YOUR GOAL
Wherever the word "structured" appears in the entries, copy the whole line.

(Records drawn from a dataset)

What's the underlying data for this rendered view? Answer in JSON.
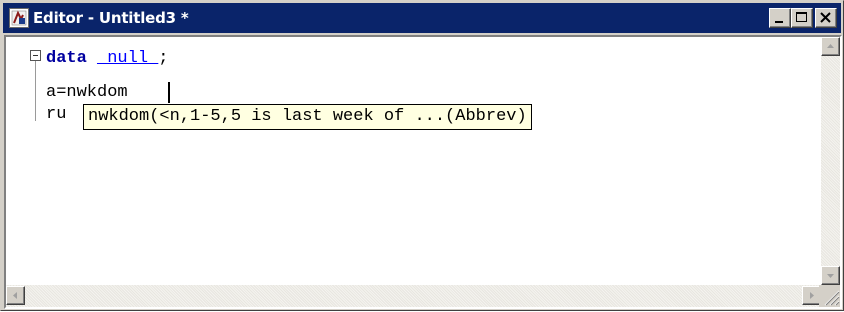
{
  "window": {
    "title": "Editor - Untitled3 *"
  },
  "editor": {
    "lines": [
      {
        "keyword": "data",
        "space": " ",
        "special": "_null_",
        "end": ";"
      },
      {
        "text": "a=nwkdom"
      },
      {
        "text": "ru"
      }
    ],
    "tooltip": "nwkdom(<n,1-5,5 is last week of ...(Abbrev)"
  },
  "colors": {
    "titlebar": "#0a246a",
    "keyword": "#0000a0",
    "special": "#0000ff",
    "tooltip_bg": "#ffffe1"
  }
}
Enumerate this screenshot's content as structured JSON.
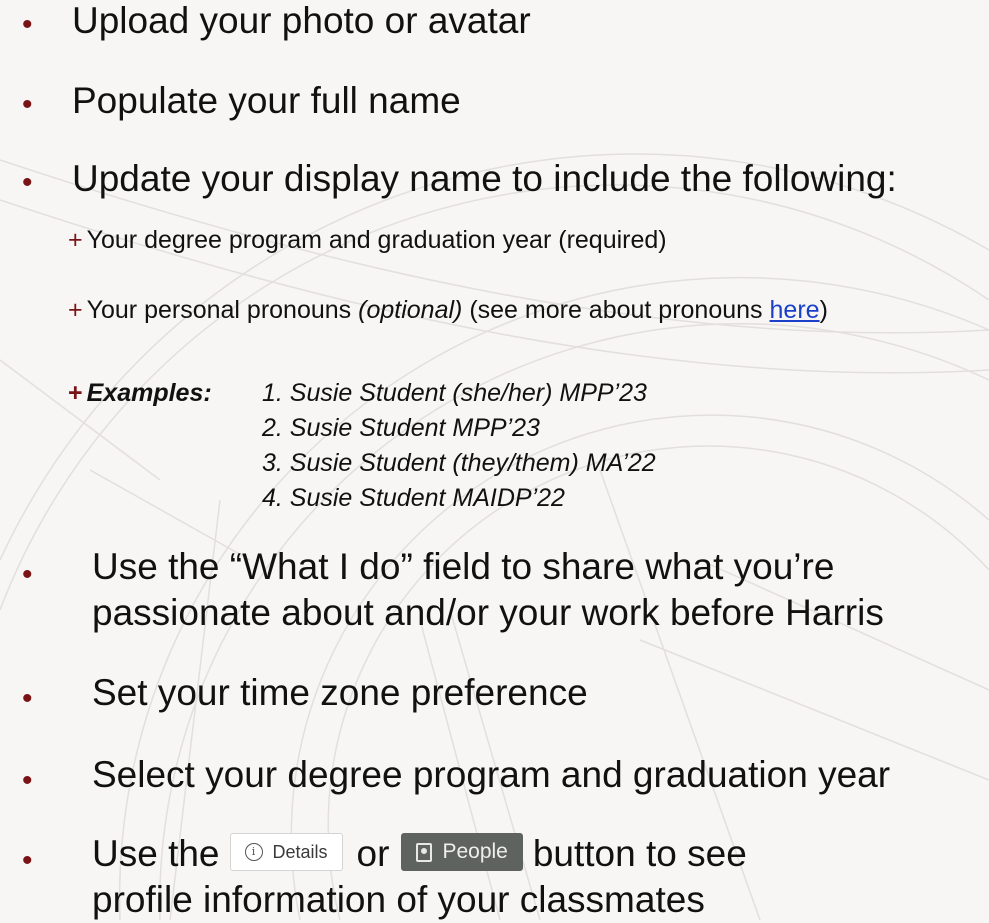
{
  "colors": {
    "accent": "#7a1315",
    "link": "#1a3fc9",
    "text": "#111111",
    "background": "#f7f6f5"
  },
  "bullets": {
    "glyph": "•",
    "upload": "Upload your photo or avatar",
    "fullname": "Populate your full name",
    "displayname": "Update your display name to include the following:",
    "whatido_line1": "Use the “What I do” field to share what you’re",
    "whatido_line2": "passionate about and/or your work before Harris",
    "timezone": "Set your time zone preference",
    "degree": "Select your degree program and graduation year",
    "usethe": "Use the",
    "or": "or",
    "button_to_see": "button to see",
    "profile_info": "profile information of your classmates"
  },
  "sub_items": {
    "plus": "+",
    "degree_year": "Your degree program and graduation year",
    "required": "(required)",
    "pronouns_lead": "Your personal pronouns",
    "optional": "(optional)",
    "see_more": "(see more about pronouns",
    "here_link": "here",
    "close_paren": ")"
  },
  "examples": {
    "label": "Examples:",
    "items": [
      "1. Susie Student (she/her) MPP’23",
      "2. Susie Student MPP’23",
      "3. Susie Student (they/them) MA’22",
      "4. Susie Student MAIDP’22"
    ]
  },
  "buttons": {
    "details_label": "Details",
    "details_icon": "info-icon",
    "people_label": "People",
    "people_icon": "address-book-icon"
  }
}
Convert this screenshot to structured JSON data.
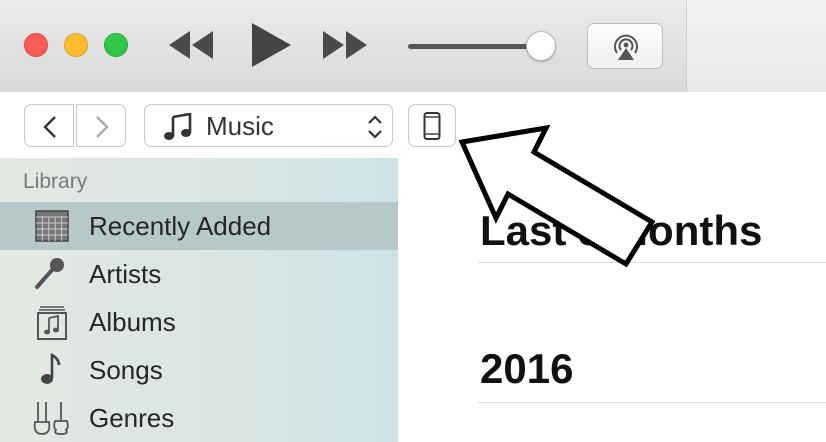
{
  "window": {
    "controls": {
      "close": "close-window-button",
      "minimize": "minimize-window-button",
      "maximize": "maximize-window-button"
    },
    "colors": {
      "close": "#fc5b57",
      "minimize": "#fdbc2e",
      "maximize": "#33c748"
    }
  },
  "player": {
    "rewind_icon": "rewind-icon",
    "play_icon": "play-icon",
    "fast_forward_icon": "fast-forward-icon",
    "volume_level": 0.87,
    "airplay_icon": "airplay-icon"
  },
  "navbar": {
    "back_icon": "chevron-left-icon",
    "forward_icon": "chevron-right-icon",
    "media_kind": "Music",
    "media_icon": "music-note-icon",
    "device_icon": "iphone-icon"
  },
  "sidebar": {
    "header": "Library",
    "items": [
      {
        "label": "Recently Added",
        "icon": "grid-calendar-icon",
        "selected": true
      },
      {
        "label": "Artists",
        "icon": "microphone-icon",
        "selected": false
      },
      {
        "label": "Albums",
        "icon": "album-icon",
        "selected": false
      },
      {
        "label": "Songs",
        "icon": "music-note-icon",
        "selected": false
      },
      {
        "label": "Genres",
        "icon": "guitar-violin-icon",
        "selected": false
      }
    ]
  },
  "main": {
    "sections": [
      {
        "title": "Last 3 Months"
      },
      {
        "title": "2016"
      }
    ]
  },
  "annotation": {
    "type": "arrow",
    "points_to": "device-button",
    "color": "#000000"
  }
}
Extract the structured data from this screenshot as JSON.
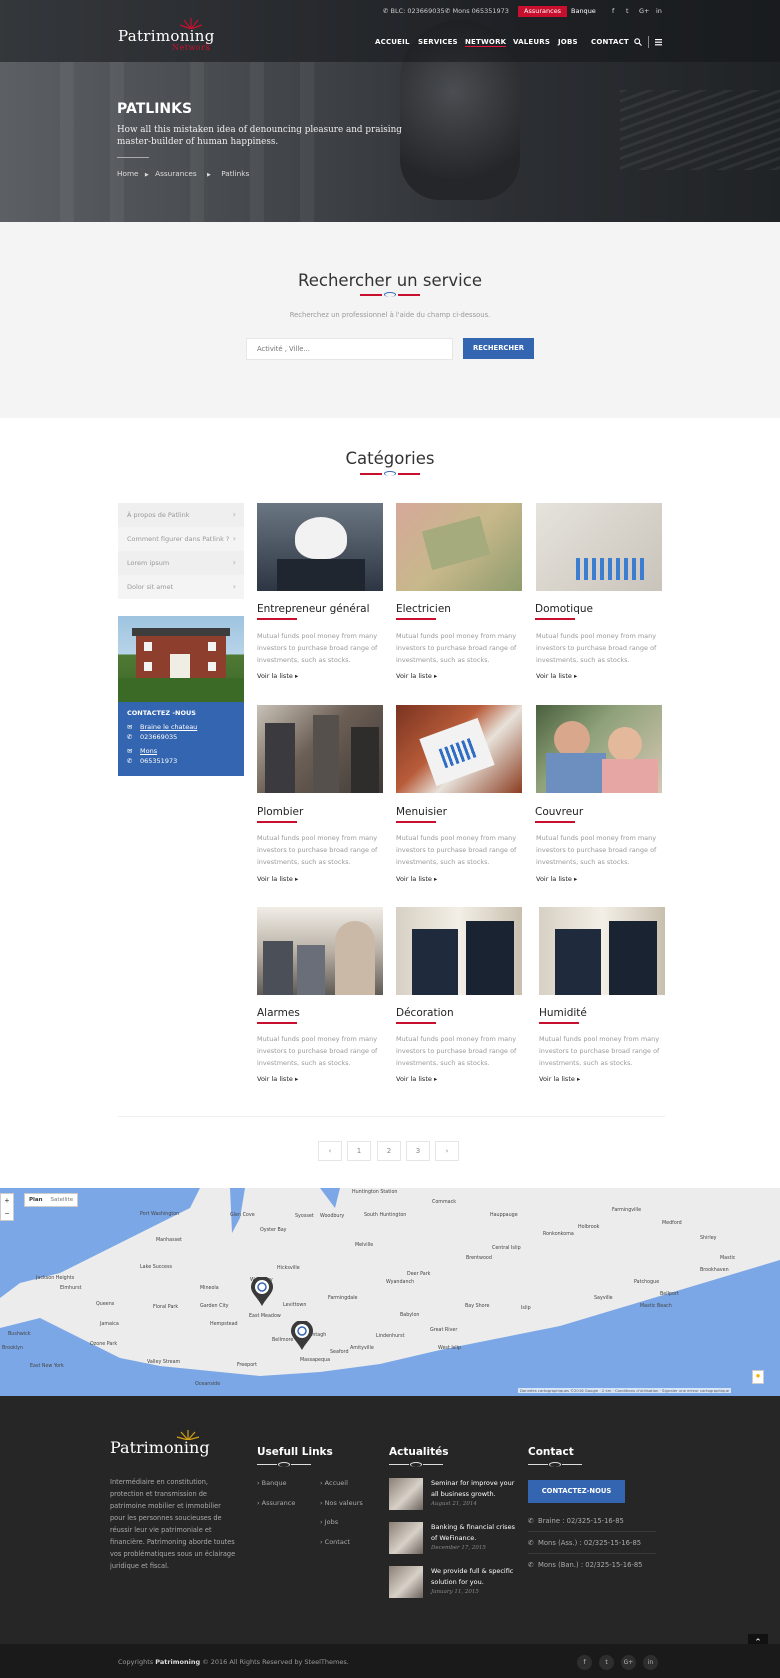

ANSWER BELOW
Enumerate this screenshot's content as structured JSON.
Convert this screenshot to structured JSON data.
Extract the structured data from this screenshot as JSON.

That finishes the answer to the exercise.